She said no, it was better to wait at the door. I said, I didn’t think it was and asked again if I could talk to the mechanic. She said no, but given it was dark and the airport was closed she’d tell him to come to the car.
While waiting for him I read the instruction manual and came across a page entitled car immobilised. That seemed to be the correct diagnosis for my predicament but the only prescription was to call a mechanic.
He eventually turned up and listened to my explanation of the problem. He said the car might be immobilised, but there was one simple thing to try first. He slid into the driver’s seat, put his foot on the clutch, turned the key and the car started.
I was tempted to say something more than a little stronger than bother. Instead I asked, how could I have been so stupid?
He just laughed, said I wasn’t the first one who’d had this problem and explained that with modern cars it’s not enough to have them in neutral, they’re designed not to start unless there’s a foot on the clutch in case they’re in gear.
Putting my hand up for idiot of the day again – but could I plead tiredness as an excuse?
It was a desire for a better business not fears of global warming which prompted Australia farmer Cam McKellar to start producing humified compost which captures carbon and stores it in the soil.
“It’s about increasing the fertility of the soil, improving yields and producing better-quality food,” says Mr McKellar, who runs a 1200ha corn and mixed-crop farm at Spring Ridge, 100km southwest of Tamworth in northeast NSW.
However, farmers in Australia and New Zealand are asking if soil carbon could be used to offset Kyoto liabilities.
The cost and difficulty of measuring soil carbon counts against it and there is another catch to claiming credits for soil carbon .
If there was a flood and the soil got washed away farmers would face a huge carbon liability on top of the costs associated with the flood.
On February 5:
62 AD – Earthquake in Pompeii.
1576 Henry of Navarre converted to Roman Catholicism in order to ensure his right to the throne of France.
1649 The claimant King Charles II of England and Scotland was declared King of Scotland.
1725 James Otis, American lawyer and patriot, was born.
1782 Spanish defeat British forces and capture Minorca.
1783 In Calabria, Italy, a sequence of strong earthquakes started.
1788 Robert Peel, Prime Minister of the United Kingdom, was born.
1818 Jean-Baptiste Bernadotte ascended to the thrones of Sweden and Norway.

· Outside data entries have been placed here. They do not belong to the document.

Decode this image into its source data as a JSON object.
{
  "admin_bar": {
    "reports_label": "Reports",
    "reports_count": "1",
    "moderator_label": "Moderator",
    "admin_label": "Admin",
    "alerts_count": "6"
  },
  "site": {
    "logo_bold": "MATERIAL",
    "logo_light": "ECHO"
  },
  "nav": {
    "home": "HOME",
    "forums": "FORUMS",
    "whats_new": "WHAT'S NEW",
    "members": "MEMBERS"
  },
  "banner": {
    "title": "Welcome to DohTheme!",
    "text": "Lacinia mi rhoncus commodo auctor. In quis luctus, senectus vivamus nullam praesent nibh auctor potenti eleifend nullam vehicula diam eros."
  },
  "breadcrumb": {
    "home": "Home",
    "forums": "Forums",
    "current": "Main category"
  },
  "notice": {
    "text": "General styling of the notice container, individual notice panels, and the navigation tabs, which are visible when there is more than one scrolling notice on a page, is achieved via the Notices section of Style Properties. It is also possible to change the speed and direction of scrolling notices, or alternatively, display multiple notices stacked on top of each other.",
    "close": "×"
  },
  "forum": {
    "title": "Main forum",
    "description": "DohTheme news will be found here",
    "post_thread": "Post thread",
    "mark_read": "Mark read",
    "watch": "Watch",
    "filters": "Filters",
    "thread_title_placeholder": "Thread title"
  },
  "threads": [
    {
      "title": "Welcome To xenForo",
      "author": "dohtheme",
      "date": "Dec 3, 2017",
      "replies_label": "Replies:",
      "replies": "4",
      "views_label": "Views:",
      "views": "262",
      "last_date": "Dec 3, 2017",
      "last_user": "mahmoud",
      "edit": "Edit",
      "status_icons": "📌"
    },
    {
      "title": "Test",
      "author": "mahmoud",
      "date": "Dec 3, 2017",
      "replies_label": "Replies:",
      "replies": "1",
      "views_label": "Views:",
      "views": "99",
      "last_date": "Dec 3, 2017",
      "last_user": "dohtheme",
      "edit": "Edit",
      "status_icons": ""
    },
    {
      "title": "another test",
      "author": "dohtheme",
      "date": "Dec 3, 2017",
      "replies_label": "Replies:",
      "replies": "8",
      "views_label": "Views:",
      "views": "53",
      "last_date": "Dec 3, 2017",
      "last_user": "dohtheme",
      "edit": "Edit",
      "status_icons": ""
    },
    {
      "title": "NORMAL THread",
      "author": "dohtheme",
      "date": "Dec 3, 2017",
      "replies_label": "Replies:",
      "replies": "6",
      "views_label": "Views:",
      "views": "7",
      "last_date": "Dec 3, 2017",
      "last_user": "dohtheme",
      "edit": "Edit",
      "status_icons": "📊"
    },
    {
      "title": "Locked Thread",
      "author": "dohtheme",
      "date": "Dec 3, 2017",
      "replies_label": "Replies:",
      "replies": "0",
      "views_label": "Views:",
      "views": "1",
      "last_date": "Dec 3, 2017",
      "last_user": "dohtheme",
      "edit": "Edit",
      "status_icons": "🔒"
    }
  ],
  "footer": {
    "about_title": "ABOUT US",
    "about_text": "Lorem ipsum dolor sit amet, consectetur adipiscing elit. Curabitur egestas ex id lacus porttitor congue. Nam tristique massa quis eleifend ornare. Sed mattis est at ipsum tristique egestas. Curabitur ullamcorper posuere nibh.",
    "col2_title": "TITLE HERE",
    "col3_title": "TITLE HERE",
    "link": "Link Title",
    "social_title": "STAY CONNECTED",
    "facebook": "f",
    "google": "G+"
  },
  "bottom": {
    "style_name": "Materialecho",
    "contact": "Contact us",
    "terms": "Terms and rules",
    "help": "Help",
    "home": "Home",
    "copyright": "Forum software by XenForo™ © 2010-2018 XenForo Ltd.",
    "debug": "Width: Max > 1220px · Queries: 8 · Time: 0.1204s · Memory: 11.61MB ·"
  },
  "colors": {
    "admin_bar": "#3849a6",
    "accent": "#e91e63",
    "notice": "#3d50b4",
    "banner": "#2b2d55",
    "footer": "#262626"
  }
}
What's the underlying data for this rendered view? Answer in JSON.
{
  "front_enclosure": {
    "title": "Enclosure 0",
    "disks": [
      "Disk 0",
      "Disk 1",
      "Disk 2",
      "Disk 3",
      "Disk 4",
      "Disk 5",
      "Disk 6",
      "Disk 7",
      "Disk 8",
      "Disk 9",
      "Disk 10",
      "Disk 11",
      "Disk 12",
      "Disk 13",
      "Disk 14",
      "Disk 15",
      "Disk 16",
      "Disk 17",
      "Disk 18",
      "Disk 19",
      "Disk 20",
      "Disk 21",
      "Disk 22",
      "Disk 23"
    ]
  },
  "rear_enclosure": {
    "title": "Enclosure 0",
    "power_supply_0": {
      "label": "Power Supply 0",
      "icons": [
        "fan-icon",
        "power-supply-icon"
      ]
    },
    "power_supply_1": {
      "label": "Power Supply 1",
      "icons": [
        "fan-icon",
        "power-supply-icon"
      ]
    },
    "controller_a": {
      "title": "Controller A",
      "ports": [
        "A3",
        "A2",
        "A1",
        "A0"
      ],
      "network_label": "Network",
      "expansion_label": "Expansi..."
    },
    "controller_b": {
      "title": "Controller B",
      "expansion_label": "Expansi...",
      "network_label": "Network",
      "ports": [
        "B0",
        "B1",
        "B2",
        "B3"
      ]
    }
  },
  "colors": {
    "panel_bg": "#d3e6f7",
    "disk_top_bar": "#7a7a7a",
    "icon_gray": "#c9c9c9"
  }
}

1840 John Boyd Dunlop, Scottish inventor, was born.
1878 André Citroën, French automobile pioneer, was born.
1867 New Zealand’s third public railway, the 27-kilometre line between Invercargill and the port at Bluff, built by the Southland Provincial Council, opened.
1900 The United States and the United Kingdom sign a treaty for the Panama Canal.
1908 – Daisy and Violet Hilton, British conjoined twins, were born.
1917 The current constitution of Mexico was adopted, establishing a federal republic with powers separated into independent executive, legislative, and judicial branches.
1917 – The Congress of the United States passed the Immigration Act of 1917 over President Woodrow Wilson‘s veto. Also known as the Asiatic Barred Zone Act, it forbade immigration from nearly all of south and southeast Asia.
1918 Stephen W. Thompson shot down a German airplane, the first aerial victory by the U.S. military.
1920 Frank Muir, British comedian, was born.
1924 The Royal Greenwich Observatory begins broadcasting the hourly time signals known as the Greenwich Time Signal or the “BBC pips”.
1972 Mary, Crown Princess of Denmark, was born.
1994 More than 60 people were killed and some 200 wounded when a mortar shell hit a downtown marketplace in Sarajevo.
2008 – A major tornado outbreak across the Southern United States left 57 dead.
2009 The United States Navy guided missile cruiser Port Royal ran aground off Oahu, Hawaii, damaging the ship and a coral reef.
Sourced from NZ History Online & Wikipedia.